Two of the leading esports tournament organizers, ESL and Faceit, are teaming up. The new ESL Faceit Group is coming together as part of a $1.5 billion acquisition by Savvy Gaming Group, which is part of Saudi Arabia’s Public Investment Fund (PIF). Savvy is currently overseen by former Activision VP Brian Ward, who managed blockbuster franchises like Call of Duty, Tony Hawk, and Guitar Hero.
The PIF, led by Prince Mohammed of Saudi Arabia, is the ninth-largest sovereign wealth fund in the world (managing over $430 billion) and has been quietly building up its presence in both gaming and traditional sports. Since 2020 it has purchased $3.3 billion worth of stock in Activision Blizzard, Electronic Arts, and Take-Two Interactive, and last year it acquired Premiere League club Newcastle United for $409 million.

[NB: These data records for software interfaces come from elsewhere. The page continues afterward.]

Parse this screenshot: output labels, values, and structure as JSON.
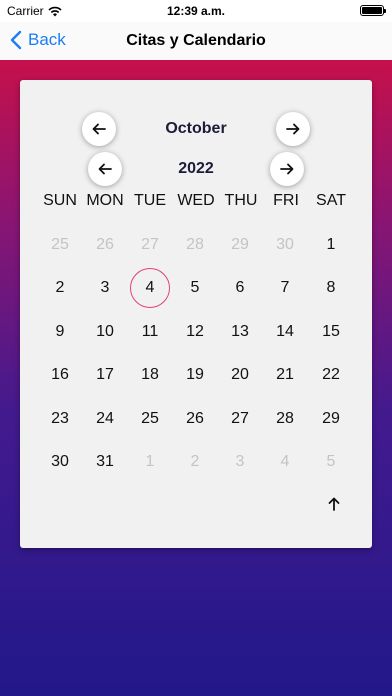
{
  "status": {
    "carrier": "Carrier",
    "time": "12:39 a.m."
  },
  "nav": {
    "back_label": "Back",
    "title": "Citas y Calendario"
  },
  "calendar": {
    "month": "October",
    "year": "2022",
    "weekdays": [
      "SUN",
      "MON",
      "TUE",
      "WED",
      "THU",
      "FRI",
      "SAT"
    ],
    "weeks": [
      [
        "25",
        "26",
        "27",
        "28",
        "29",
        "30",
        "1"
      ],
      [
        "2",
        "3",
        "4",
        "5",
        "6",
        "7",
        "8"
      ],
      [
        "9",
        "10",
        "11",
        "12",
        "13",
        "14",
        "15"
      ],
      [
        "16",
        "17",
        "18",
        "19",
        "20",
        "21",
        "22"
      ],
      [
        "23",
        "24",
        "25",
        "26",
        "27",
        "28",
        "29"
      ],
      [
        "30",
        "31",
        "1",
        "2",
        "3",
        "4",
        "5"
      ]
    ],
    "selected_day": "4"
  },
  "icons": {
    "prev": "arrow-left-icon",
    "next": "arrow-right-icon",
    "scroll_up": "arrow-up-icon",
    "back": "chevron-left-icon"
  },
  "colors": {
    "accent": "#1d7cf2",
    "selected_ring": "#e0436f",
    "gradient_top": "#c6104b",
    "gradient_bottom": "#22188a",
    "card": "#f1f1f1"
  }
}
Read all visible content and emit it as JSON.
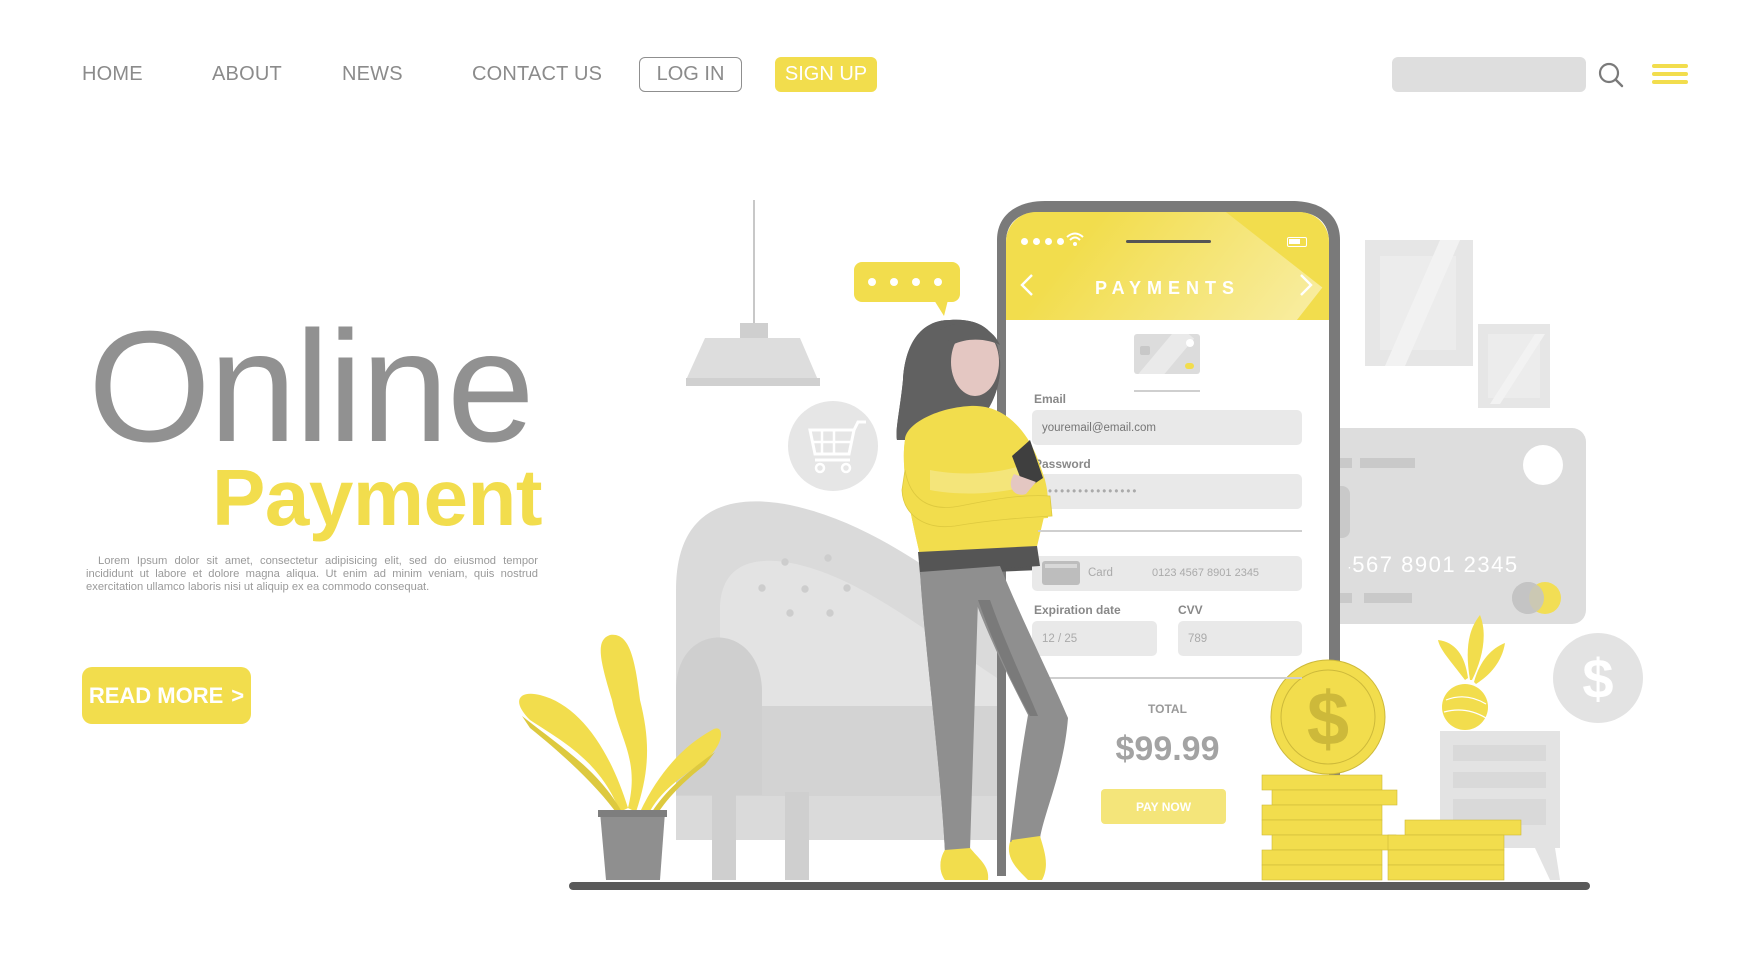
{
  "nav": {
    "links": [
      "HOME",
      "ABOUT",
      "NEWS",
      "CONTACT US"
    ],
    "login_label": "LOG IN",
    "signup_label": "SIGN UP",
    "search_placeholder": "",
    "search_icon": "search-icon",
    "menu_icon": "hamburger-menu-icon"
  },
  "hero": {
    "title": "Online",
    "subtitle": "Payment",
    "description": "Lorem Ipsum dolor sit amet, consectetur adipisicing elit, sed do eiusmod tempor incididunt ut labore et dolore magna aliqua. Ut enim ad minim veniam, quis nostrud exercitation ullamco laboris nisi ut aliquip ex ea commodo consequat.",
    "cta_label": "READ MORE",
    "cta_icon": ">"
  },
  "phone": {
    "header_title": "PAYMENTS",
    "back_icon": "chevron-left-icon",
    "forward_icon": "chevron-right-icon",
    "email_label": "Email",
    "email_placeholder": "youremail@email.com",
    "password_label": "Password",
    "password_value": "••••••••••••••••",
    "card_label": "Card",
    "card_number": "0123 4567 8901 2345",
    "expiration_label": "Expiration date",
    "expiration_value": "12 / 25",
    "cvv_label": "CVV",
    "cvv_value": "789",
    "total_label": "TOTAL",
    "total_value": "$99.99",
    "pay_label": "PAY NOW"
  },
  "illustration": {
    "chat_bubble_dots": 4,
    "background_card_number": "0123 4567 8901 2345",
    "coin_symbol": "$",
    "dollar_badge_symbol": "$"
  },
  "colors": {
    "accent": "#f2dd4d",
    "text_gray": "#8b8b8b",
    "title_gray": "#919191",
    "light_gray": "#dedede",
    "dark_gray": "#5a5a5a"
  }
}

Although ESL and Faceit will be part of one group moving forward, the companies said that they will continue to operate as before but with some tweaks to management structure – Craig Levine and Niccolo Maisto will serve as co-CEOs while Ralf Reichert, co-founder of ESL, will move into a non-operational role as Executive Chairman.
ESL and Faceit have both been involved in bolstering amateur play and helping rising stars find a “path to pro.” The combined company has doubled down on this in a new blog post: “Our focus will be on developing strong coaching and learning programs at the amateur level while simultaneously using our professional esports broadcasts to elevate and tell the stories of up-and-coming teams and players.”
Esports has grabbed the spotlight in recent years, particularly as the pandemic challenged traditional sports to stay on the field. More and more people are playing games competitively, and the number of colleges and universities offering esports programs is rising. ESL Faceit’s dedication to the amateur scene is smart, as Interpret’s New Media Measure® shows that 23% of esports viewers compete in unofficial tournaments and almost as many have indicated a desire to pursue a career in esports-related field. For esports to grow and mature as an industry, providing a “path to pro” for the next generation of talent will be crucial.